Nathan said that art and story creates our souls. I agree with that. I think culture, art, music, film, literature, all the glorious creative expressions and entertainments that surround us, are what fill us up with meaning and understanding, joy and growth. Without our art, our culture, our stories, we are just empty vessels eating and sleeping and robotically going through our lives for the sole purpose of existing. But to express, create, indulge... these are the beauties that detail life into something more. And those purveyors of culture - our musicians, our actors, our writers, our painters, our photographers and dancers and sculptors and singers - they are the ones nourishing our souls. They are the ones helping us to live larger, dreamier, more inspired lives. If a song has ever touched you then a singer has left a print on your life. And to lose that singer leaves you a bit bereft because your soul understands that the particular music of that person is lost to it forever. Grief is an unpredictable master: it commands all our attention at its whim and we are helpless against it. Sometimes losing an artist - yes someone we never met, we never knew in reality, someone we’d never had a single conversation with - can be such a profound blow that grief claims us just as surely as if it had been a friend. And we’re mourning a sincere loss: the loss of a bit of our soul.
That’s how this week has felt. Like slivers of soul have been burned away by the losses. Bowie. Rickman. Men who changed the world. Artists who gave us immeasurable gifts. It’s too much, in some moments, to bear. So let this be a place where mourning is open. But never let us forget the gratitude that goes hand-in-hand with the loss. Thanks to them the world is richer and our souls fuller.
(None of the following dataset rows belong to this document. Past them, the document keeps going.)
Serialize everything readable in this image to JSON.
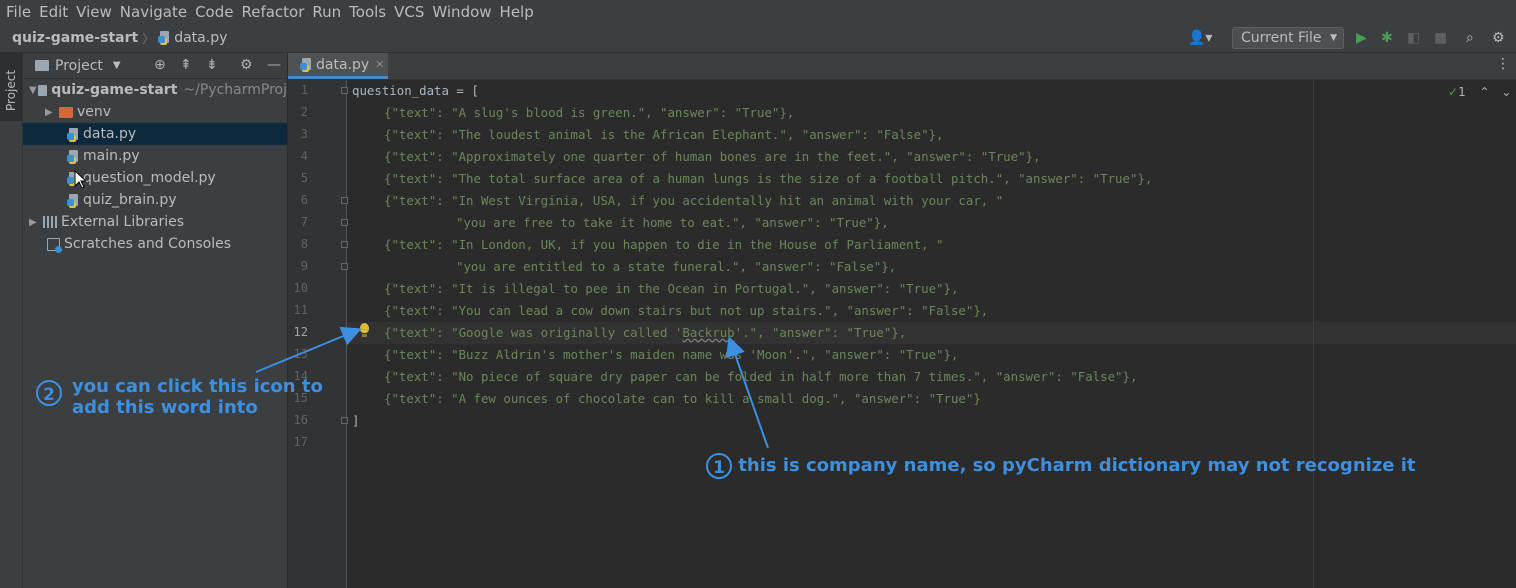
{
  "menu": [
    "File",
    "Edit",
    "View",
    "Navigate",
    "Code",
    "Refactor",
    "Run",
    "Tools",
    "VCS",
    "Window",
    "Help"
  ],
  "breadcrumb": {
    "project": "quiz-game-start",
    "file": "data.py"
  },
  "toolbar": {
    "run_config": "Current File"
  },
  "sidebar": {
    "strip_label": "Project",
    "title": "Project"
  },
  "tree": {
    "root_name": "quiz-game-start",
    "root_path": "~/PycharmProj",
    "venv": "venv",
    "files": [
      "data.py",
      "main.py",
      "question_model.py",
      "quiz_brain.py"
    ],
    "external": "External Libraries",
    "scratches": "Scratches and Consoles"
  },
  "editor": {
    "tab": "data.py",
    "line_numbers": [
      "1",
      "2",
      "3",
      "4",
      "5",
      "6",
      "7",
      "8",
      "9",
      "10",
      "11",
      "12",
      "13",
      "14",
      "15",
      "16",
      "17"
    ],
    "inspection_count": "1"
  },
  "code": {
    "l1": "question_data = [",
    "l2": "{\"text\": \"A slug's blood is green.\", \"answer\": \"True\"},",
    "l3": "{\"text\": \"The loudest animal is the African Elephant.\", \"answer\": \"False\"},",
    "l4": "{\"text\": \"Approximately one quarter of human bones are in the feet.\", \"answer\": \"True\"},",
    "l5": "{\"text\": \"The total surface area of a human lungs is the size of a football pitch.\", \"answer\": \"True\"},",
    "l6": "{\"text\": \"In West Virginia, USA, if you accidentally hit an animal with your car, \"",
    "l7": "\"you are free to take it home to eat.\", \"answer\": \"True\"},",
    "l8": "{\"text\": \"In London, UK, if you happen to die in the House of Parliament, \"",
    "l9": "\"you are entitled to a state funeral.\", \"answer\": \"False\"},",
    "l10": "{\"text\": \"It is illegal to pee in the Ocean in Portugal.\", \"answer\": \"True\"},",
    "l11": "{\"text\": \"You can lead a cow down stairs but not up stairs.\", \"answer\": \"False\"},",
    "l12_pre": "{\"text\": \"Google was originally called '",
    "l12_word": "Backrub",
    "l12_post": "'.\", \"answer\": \"True\"},",
    "l13": "{\"text\": \"Buzz Aldrin's mother's maiden name was 'Moon'.\", \"answer\": \"True\"},",
    "l14": "{\"text\": \"No piece of square dry paper can be folded in half more than 7 times.\", \"answer\": \"False\"},",
    "l15": "{\"text\": \"A few ounces of chocolate can to kill a small dog.\", \"answer\": \"True\"}",
    "l16": "]"
  },
  "annotations": {
    "a1_num": "1",
    "a1_text": "this is company name, so pyCharm dictionary may not recognize it",
    "a2_num": "2",
    "a2_line1": "you can click this icon to",
    "a2_line2": "add this word into"
  },
  "colors": {
    "accent": "#3d8fe0",
    "string": "#6a8759",
    "background": "#2b2b2b"
  }
}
Deep thanks to them for sharing so generously of themselves and - for me - leaving me with a greater understanding of beauty.
- Nathan Waddell and Corinne Simpson